§ **Task to complete**
Reproduce the entries in full. Exclude all images from the copy.

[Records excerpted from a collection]
*****
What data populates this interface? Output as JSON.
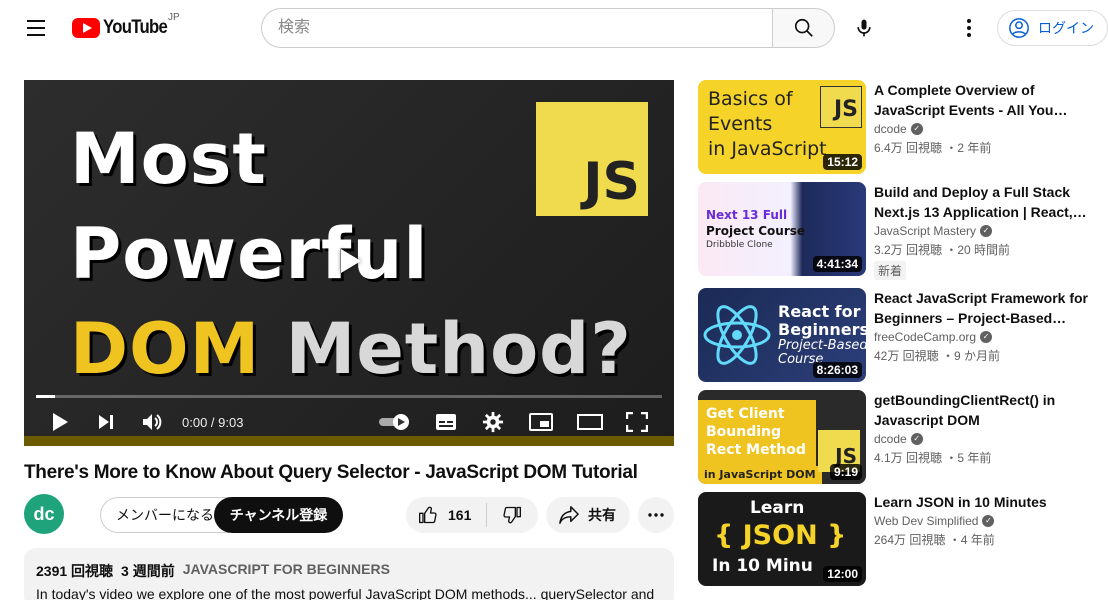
{
  "header": {
    "brand": "YouTube",
    "country": "JP",
    "search_placeholder": "検索",
    "login_label": "ログイン"
  },
  "player": {
    "thumbnail_lines": [
      "Most",
      "Powerful",
      "DOM",
      "Method?"
    ],
    "badge_text": "JS",
    "time_label": "0:00 / 9:03",
    "progress_fraction": 0.03
  },
  "video": {
    "title": "There's More to Know About Query Selector - JavaScript DOM Tutorial",
    "channel_avatar_text": "dc",
    "member_label": "メンバーになる",
    "subscribe_label": "チャンネル登録",
    "like_count": "161",
    "share_label": "共有",
    "views": "2391 回視聴",
    "age": "3 週間前",
    "hashtag": "JAVASCRIPT FOR BEGINNERS",
    "description": "In today's video we explore one of the most powerful JavaScript DOM methods... querySelector and"
  },
  "sidebar": {
    "items": [
      {
        "title": "A Complete Overview of JavaScript Events - All You…",
        "channel": "dcode",
        "meta": "6.4万 回視聴 ・2 年前",
        "duration": "15:12",
        "thumb_text": [
          "Basics of",
          "Events",
          "in JavaScript"
        ],
        "badge": "JS"
      },
      {
        "title": "Build and Deploy a Full Stack Next.js 13 Application | React,…",
        "channel": "JavaScript Mastery",
        "meta": "3.2万 回視聴 ・20 時間前",
        "duration": "4:41:34",
        "new_label": "新着",
        "thumb_text": [
          "Next 13 Full",
          "Project Course",
          "Dribbble Clone"
        ]
      },
      {
        "title": "React JavaScript Framework for Beginners – Project-Based…",
        "channel": "freeCodeCamp.org",
        "meta": "42万 回視聴 ・9 か月前",
        "duration": "8:26:03",
        "thumb_text": [
          "React for",
          "Beginners",
          "Project-Based",
          "Course"
        ]
      },
      {
        "title": "getBoundingClientRect() in Javascript DOM",
        "channel": "dcode",
        "meta": "4.1万 回視聴 ・5 年前",
        "duration": "9:19",
        "thumb_text": [
          "Get Client",
          "Bounding",
          "Rect Method",
          "in JavaScript DOM"
        ],
        "badge": "JS"
      },
      {
        "title": "Learn JSON in 10 Minutes",
        "channel": "Web Dev Simplified",
        "meta": "264万 回視聴 ・4 年前",
        "duration": "12:00",
        "thumb_text": [
          "Learn",
          "{ JSON }",
          "In 10 Minu"
        ]
      }
    ]
  },
  "colors": {
    "brand_red": "#ff0000",
    "link_blue": "#065fd4",
    "js_yellow": "#f0db4f",
    "dom_gold": "#f0c420"
  }
}
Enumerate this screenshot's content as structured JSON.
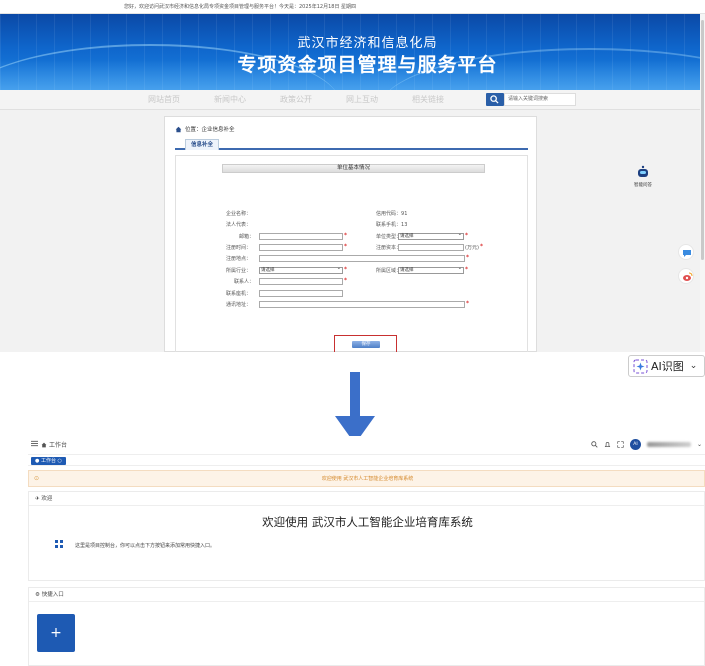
{
  "top": {
    "topbar_text": "您好，欢迎访问武汉市经济和信息化局专项资金项目管理与服务平台！今天是：2025年12月18日 星期四",
    "banner_title_1": "武汉市经济和信息化局",
    "banner_title_2": "专项资金项目管理与服务平台",
    "nav_items": [
      "网站首页",
      "新闻中心",
      "政策公开",
      "网上互动",
      "相关链接"
    ],
    "search_placeholder": "请输入关键词搜索",
    "breadcrumb": "位置：企业信息补全",
    "tab_label": "信息补全",
    "section_title": "单位基本情况",
    "fields": {
      "company_name": "企业名称",
      "credit_code": "信用代码",
      "legal_rep": "法人代表",
      "contact_phone": "联系手机",
      "email": "邮箱",
      "unit_type": "单位类型",
      "reg_time": "注册时间",
      "reg_capital": "注册资本",
      "capital_unit": "(万元)",
      "reg_address": "注册地点",
      "industry": "所属行业",
      "region": "所属区域",
      "contact_person": "联系人",
      "contact_tel": "联系座机",
      "mail_address": "通讯地址"
    },
    "credit_code_value": "91",
    "contact_phone_value": "13",
    "select_placeholder": "请选择",
    "save_label": "保存",
    "robot_label": "智能问答"
  },
  "ai_badge": "AI识图",
  "bottom": {
    "header_title": "工作台",
    "tag_label": "工作台",
    "notice": "欢迎使用 武汉市人工智能企业培育库系统",
    "welcome_section_title": "欢迎",
    "welcome_title": "欢迎使用 武汉市人工智能企业培育库系统",
    "welcome_text": "这里是项目控制台，你可以点击下方按钮来添加常用快捷入口。",
    "quick_section_title": "快捷入口",
    "plus_label": "+",
    "avatar_text": "AI"
  },
  "colors": {
    "banner_blue": "#0f66cc",
    "primary_blue": "#1e5ab3",
    "notice_bg": "#fdf3e7",
    "required_red": "#d40000",
    "arrow_blue": "#3b6fc9"
  }
}
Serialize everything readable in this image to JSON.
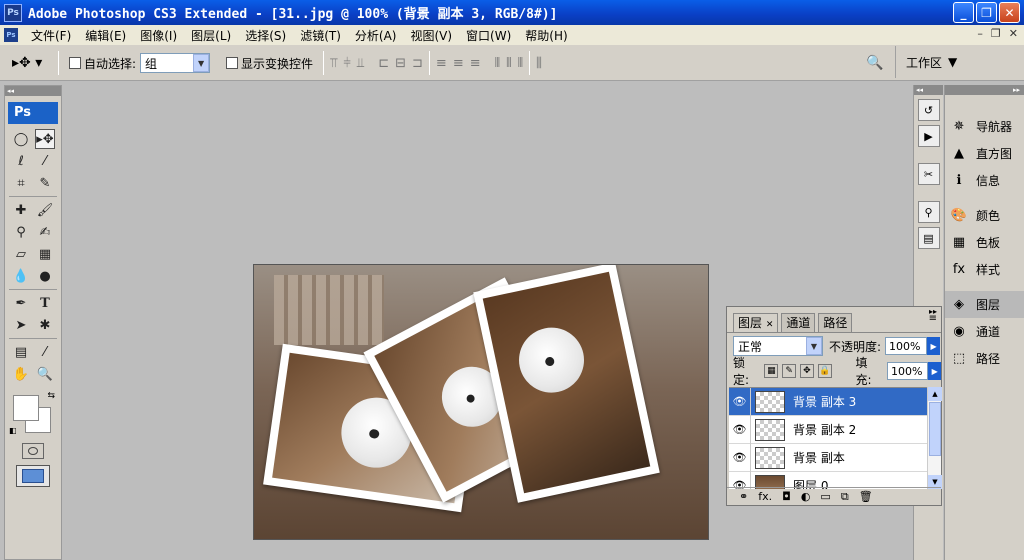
{
  "window": {
    "title": "Adobe Photoshop CS3 Extended - [31..jpg @ 100% (背景 副本 3, RGB/8#)]",
    "app_icon": "Ps"
  },
  "menu": [
    "文件(F)",
    "编辑(E)",
    "图像(I)",
    "图层(L)",
    "选择(S)",
    "滤镜(T)",
    "分析(A)",
    "视图(V)",
    "窗口(W)",
    "帮助(H)"
  ],
  "options": {
    "auto_select_label": "自动选择:",
    "auto_select_value": "组",
    "show_transform_label": "显示变换控件",
    "workspace_label": "工作区"
  },
  "toolbox": {
    "logo": "Ps"
  },
  "right_panel": {
    "group1": [
      "导航器",
      "直方图",
      "信息"
    ],
    "group2": [
      "颜色",
      "色板",
      "样式"
    ],
    "group3": [
      "图层",
      "通道",
      "路径"
    ]
  },
  "layers_panel": {
    "tabs": [
      "图层",
      "通道",
      "路径"
    ],
    "blend_mode": "正常",
    "opacity_label": "不透明度:",
    "opacity_value": "100%",
    "lock_label": "锁定:",
    "fill_label": "填充:",
    "fill_value": "100%",
    "layers": [
      "背景 副本 3",
      "背景 副本 2",
      "背景 副本",
      "图层 0"
    ],
    "footer_fx": "fx."
  }
}
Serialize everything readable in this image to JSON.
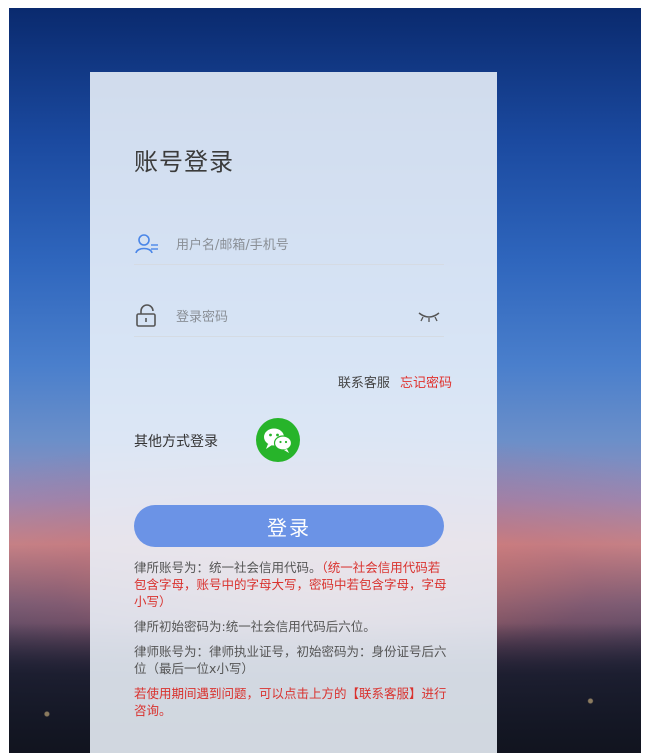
{
  "login": {
    "title": "账号登录",
    "username_placeholder": "用户名/邮箱/手机号",
    "password_placeholder": "登录密码",
    "contact_label": "联系客服",
    "forgot_label": "忘记密码",
    "other_login_label": "其他方式登录",
    "submit_label": "登录"
  },
  "notes": {
    "note1_gray": "律所账号为：统一社会信用代码。",
    "note1_red": "（统一社会信用代码若包含字母，账号中的字母大写，密码中若包含字母，字母小写）",
    "note2": "律所初始密码为:统一社会信用代码后六位。",
    "note3": "律师账号为：律师执业证号，初始密码为：身份证号后六位（最后一位x小写）",
    "note4": "若使用期间遇到问题，可以点击上方的【联系客服】进行咨询。"
  },
  "icons": {
    "user": "user-icon",
    "lock": "lock-icon",
    "eye": "eye-closed-icon",
    "wechat": "wechat-icon"
  },
  "colors": {
    "button": "#6b93e6",
    "link_red": "#e0312d",
    "wechat_green": "#27b42a"
  }
}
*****
§ **Worked solution**
What data populates this interface? Output as JSON.
{
  "header": {
    "brand": "YouTube",
    "country": "JP",
    "search_placeholder": "検索",
    "login_label": "ログイン"
  },
  "player": {
    "thumbnail_lines": [
      "Most",
      "Powerful",
      "DOM",
      "Method?"
    ],
    "badge_text": "JS",
    "time_label": "0:00 / 9:03",
    "progress_fraction": 0.03
  },
  "video": {
    "title": "There's More to Know About Query Selector - JavaScript DOM Tutorial",
    "channel_avatar_text": "dc",
    "member_label": "メンバーになる",
    "subscribe_label": "チャンネル登録",
    "like_count": "161",
    "share_label": "共有",
    "views": "2391 回視聴",
    "age": "3 週間前",
    "hashtag": "JAVASCRIPT FOR BEGINNERS",
    "description": "In today's video we explore one of the most powerful JavaScript DOM methods... querySelector and"
  },
  "sidebar": {
    "items": [
      {
        "title": "A Complete Overview of JavaScript Events - All You…",
        "channel": "dcode",
        "meta": "6.4万 回視聴 ・2 年前",
        "duration": "15:12",
        "thumb_text": [
          "Basics of",
          "Events",
          "in JavaScript"
        ],
        "badge": "JS"
      },
      {
        "title": "Build and Deploy a Full Stack Next.js 13 Application | React,…",
        "channel": "JavaScript Mastery",
        "meta": "3.2万 回視聴 ・20 時間前",
        "duration": "4:41:34",
        "new_label": "新着",
        "thumb_text": [
          "Next 13 Full",
          "Project Course",
          "Dribbble Clone"
        ]
      },
      {
        "title": "React JavaScript Framework for Beginners – Project-Based…",
        "channel": "freeCodeCamp.org",
        "meta": "42万 回視聴 ・9 か月前",
        "duration": "8:26:03",
        "thumb_text": [
          "React for",
          "Beginners",
          "Project-Based",
          "Course"
        ]
      },
      {
        "title": "getBoundingClientRect() in Javascript DOM",
        "channel": "dcode",
        "meta": "4.1万 回視聴 ・5 年前",
        "duration": "9:19",
        "thumb_text": [
          "Get Client",
          "Bounding",
          "Rect Method",
          "in JavaScript DOM"
        ],
        "badge": "JS"
      },
      {
        "title": "Learn JSON in 10 Minutes",
        "channel": "Web Dev Simplified",
        "meta": "264万 回視聴 ・4 年前",
        "duration": "12:00",
        "thumb_text": [
          "Learn",
          "{ JSON }",
          "In 10 Minu"
        ]
      }
    ]
  },
  "colors": {
    "brand_red": "#ff0000",
    "link_blue": "#065fd4",
    "js_yellow": "#f0db4f",
    "dom_gold": "#f0c420"
  }
}
Enumerate this screenshot's content as structured JSON.
{
  "top": {
    "topbar_text": "您好，欢迎访问武汉市经济和信息化局专项资金项目管理与服务平台！今天是：2025年12月18日 星期四",
    "banner_title_1": "武汉市经济和信息化局",
    "banner_title_2": "专项资金项目管理与服务平台",
    "nav_items": [
      "网站首页",
      "新闻中心",
      "政策公开",
      "网上互动",
      "相关链接"
    ],
    "search_placeholder": "请输入关键词搜索",
    "breadcrumb": "位置：企业信息补全",
    "tab_label": "信息补全",
    "section_title": "单位基本情况",
    "fields": {
      "company_name": "企业名称",
      "credit_code": "信用代码",
      "legal_rep": "法人代表",
      "contact_phone": "联系手机",
      "email": "邮箱",
      "unit_type": "单位类型",
      "reg_time": "注册时间",
      "reg_capital": "注册资本",
      "capital_unit": "(万元)",
      "reg_address": "注册地点",
      "industry": "所属行业",
      "region": "所属区域",
      "contact_person": "联系人",
      "contact_tel": "联系座机",
      "mail_address": "通讯地址"
    },
    "credit_code_value": "91",
    "contact_phone_value": "13",
    "select_placeholder": "请选择",
    "save_label": "保存",
    "robot_label": "智能问答"
  },
  "ai_badge": "AI识图",
  "bottom": {
    "header_title": "工作台",
    "tag_label": "工作台",
    "notice": "欢迎使用 武汉市人工智能企业培育库系统",
    "welcome_section_title": "欢迎",
    "welcome_title": "欢迎使用 武汉市人工智能企业培育库系统",
    "welcome_text": "这里是项目控制台，你可以点击下方按钮来添加常用快捷入口。",
    "quick_section_title": "快捷入口",
    "plus_label": "+",
    "avatar_text": "AI"
  },
  "colors": {
    "banner_blue": "#0f66cc",
    "primary_blue": "#1e5ab3",
    "notice_bg": "#fdf3e7",
    "required_red": "#d40000",
    "arrow_blue": "#3b6fc9"
  }
}
Serialize everything readable in this image to JSON.
{
  "window": {
    "title": "Adobe Photoshop CS3 Extended - [31..jpg @ 100% (背景 副本 3, RGB/8#)]",
    "app_icon": "Ps"
  },
  "menu": [
    "文件(F)",
    "编辑(E)",
    "图像(I)",
    "图层(L)",
    "选择(S)",
    "滤镜(T)",
    "分析(A)",
    "视图(V)",
    "窗口(W)",
    "帮助(H)"
  ],
  "options": {
    "auto_select_label": "自动选择:",
    "auto_select_value": "组",
    "show_transform_label": "显示变换控件",
    "workspace_label": "工作区"
  },
  "toolbox": {
    "logo": "Ps"
  },
  "right_panel": {
    "group1": [
      "导航器",
      "直方图",
      "信息"
    ],
    "group2": [
      "颜色",
      "色板",
      "样式"
    ],
    "group3": [
      "图层",
      "通道",
      "路径"
    ]
  },
  "layers_panel": {
    "tabs": [
      "图层",
      "通道",
      "路径"
    ],
    "blend_mode": "正常",
    "opacity_label": "不透明度:",
    "opacity_value": "100%",
    "lock_label": "锁定:",
    "fill_label": "填充:",
    "fill_value": "100%",
    "layers": [
      "背景 副本 3",
      "背景 副本 2",
      "背景 副本",
      "图层 0"
    ],
    "footer_fx": "fx."
  }
}
Serialize everything readable in this image to JSON.
{
  "login": {
    "title": "账号登录",
    "username_placeholder": "用户名/邮箱/手机号",
    "password_placeholder": "登录密码",
    "contact_label": "联系客服",
    "forgot_label": "忘记密码",
    "other_login_label": "其他方式登录",
    "submit_label": "登录"
  },
  "notes": {
    "note1_gray": "律所账号为：统一社会信用代码。",
    "note1_red": "（统一社会信用代码若包含字母，账号中的字母大写，密码中若包含字母，字母小写）",
    "note2": "律所初始密码为:统一社会信用代码后六位。",
    "note3": "律师账号为：律师执业证号，初始密码为：身份证号后六位（最后一位x小写）",
    "note4": "若使用期间遇到问题，可以点击上方的【联系客服】进行咨询。"
  },
  "icons": {
    "user": "user-icon",
    "lock": "lock-icon",
    "eye": "eye-closed-icon",
    "wechat": "wechat-icon"
  },
  "colors": {
    "button": "#6b93e6",
    "link_red": "#e0312d",
    "wechat_green": "#27b42a"
  }
}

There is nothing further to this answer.